Task statement:
Your copy of the data should match it exactly, except that the pictures are gone.

Page and application data records
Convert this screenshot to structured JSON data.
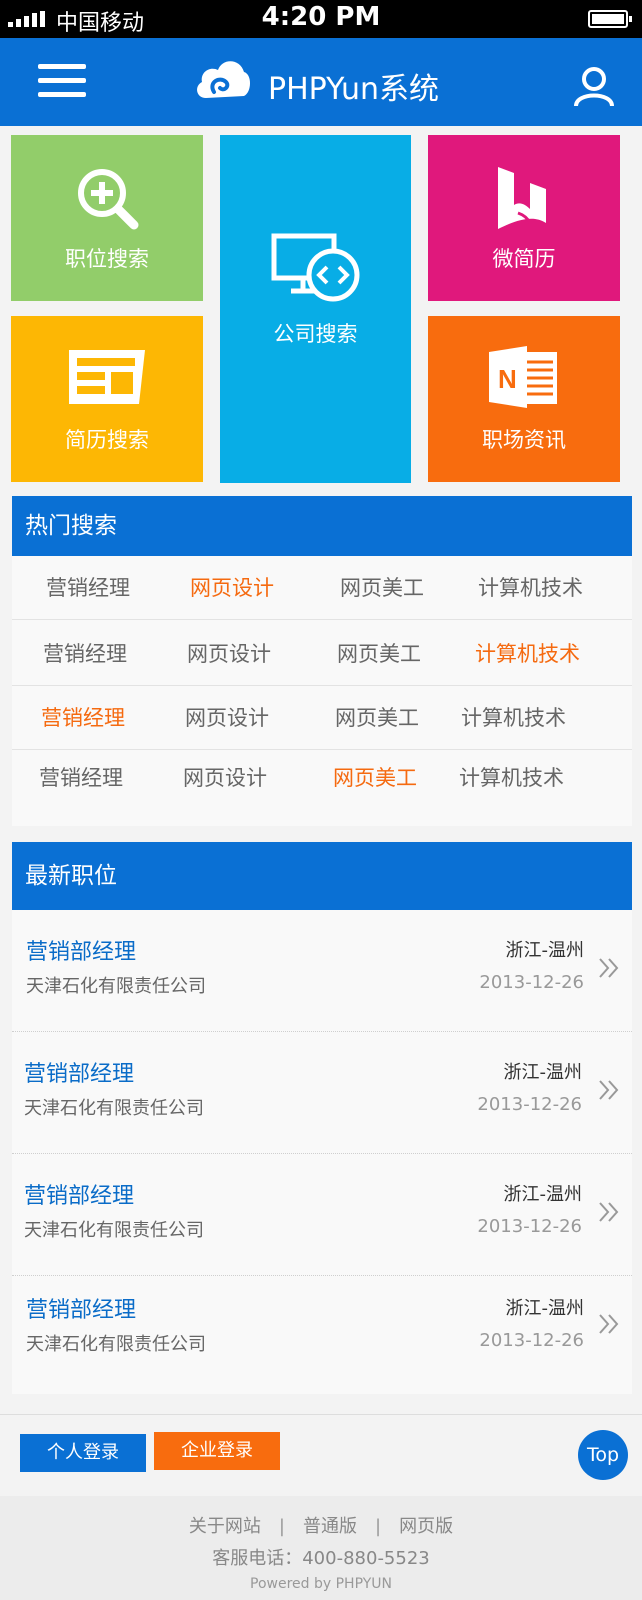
{
  "status": {
    "carrier": "中国移动",
    "time": "4:20 PM"
  },
  "header": {
    "brand": "PHPYun系统"
  },
  "tiles": {
    "job_search": "职位搜索",
    "company_search": "公司搜索",
    "micro_resume": "微简历",
    "resume_search": "简历搜索",
    "career_news": "职场资讯"
  },
  "colors": {
    "primary": "#0a70d4",
    "highlight": "#f56a10",
    "tile_green": "#92cd6a",
    "tile_cyan": "#08ade6",
    "tile_magenta": "#e0187c",
    "tile_yellow": "#fdb704",
    "tile_orange": "#f86c0e"
  },
  "hot": {
    "title": "热门搜索",
    "rows": [
      [
        "营销经理",
        "网页设计",
        "网页美工",
        "计算机技术"
      ],
      [
        "营销经理",
        "网页设计",
        "网页美工",
        "计算机技术"
      ],
      [
        "营销经理",
        "网页设计",
        "网页美工",
        "计算机技术"
      ],
      [
        "营销经理",
        "网页设计",
        "网页美工",
        "计算机技术"
      ]
    ]
  },
  "jobs": {
    "title": "最新职位",
    "items": [
      {
        "title": "营销部经理",
        "company": "天津石化有限责任公司",
        "location": "浙江-温州",
        "date": "2013-12-26"
      },
      {
        "title": "营销部经理",
        "company": "天津石化有限责任公司",
        "location": "浙江-温州",
        "date": "2013-12-26"
      },
      {
        "title": "营销部经理",
        "company": "天津石化有限责任公司",
        "location": "浙江-温州",
        "date": "2013-12-26"
      },
      {
        "title": "营销部经理",
        "company": "天津石化有限责任公司",
        "location": "浙江-温州",
        "date": "2013-12-26"
      }
    ]
  },
  "bottom": {
    "personal_login": "个人登录",
    "company_login": "企业登录",
    "top": "Top"
  },
  "footer": {
    "links": [
      "关于网站",
      "普通版",
      "网页版"
    ],
    "separator": "|",
    "tel": "客服电话：400-880-5523",
    "powered": "Powered by PHPYUN"
  }
}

Response:
Convert this screenshot to structured JSON data.
{
  "status": {
    "carrier": "中国移动",
    "time": "4:20 PM"
  },
  "header": {
    "brand": "PHPYun系统"
  },
  "tiles": {
    "job_search": "职位搜索",
    "company_search": "公司搜索",
    "micro_resume": "微简历",
    "resume_search": "简历搜索",
    "career_news": "职场资讯"
  },
  "colors": {
    "primary": "#0a70d4",
    "highlight": "#f56a10",
    "tile_green": "#92cd6a",
    "tile_cyan": "#08ade6",
    "tile_magenta": "#e0187c",
    "tile_yellow": "#fdb704",
    "tile_orange": "#f86c0e"
  },
  "hot": {
    "title": "热门搜索",
    "rows": [
      [
        "营销经理",
        "网页设计",
        "网页美工",
        "计算机技术"
      ],
      [
        "营销经理",
        "网页设计",
        "网页美工",
        "计算机技术"
      ],
      [
        "营销经理",
        "网页设计",
        "网页美工",
        "计算机技术"
      ],
      [
        "营销经理",
        "网页设计",
        "网页美工",
        "计算机技术"
      ]
    ]
  },
  "jobs": {
    "title": "最新职位",
    "items": [
      {
        "title": "营销部经理",
        "company": "天津石化有限责任公司",
        "location": "浙江-温州",
        "date": "2013-12-26"
      },
      {
        "title": "营销部经理",
        "company": "天津石化有限责任公司",
        "location": "浙江-温州",
        "date": "2013-12-26"
      },
      {
        "title": "营销部经理",
        "company": "天津石化有限责任公司",
        "location": "浙江-温州",
        "date": "2013-12-26"
      },
      {
        "title": "营销部经理",
        "company": "天津石化有限责任公司",
        "location": "浙江-温州",
        "date": "2013-12-26"
      }
    ]
  },
  "bottom": {
    "personal_login": "个人登录",
    "company_login": "企业登录",
    "top": "Top"
  },
  "footer": {
    "links": [
      "关于网站",
      "普通版",
      "网页版"
    ],
    "separator": "|",
    "tel": "客服电话：400-880-5523",
    "powered": "Powered by PHPYUN"
  }
}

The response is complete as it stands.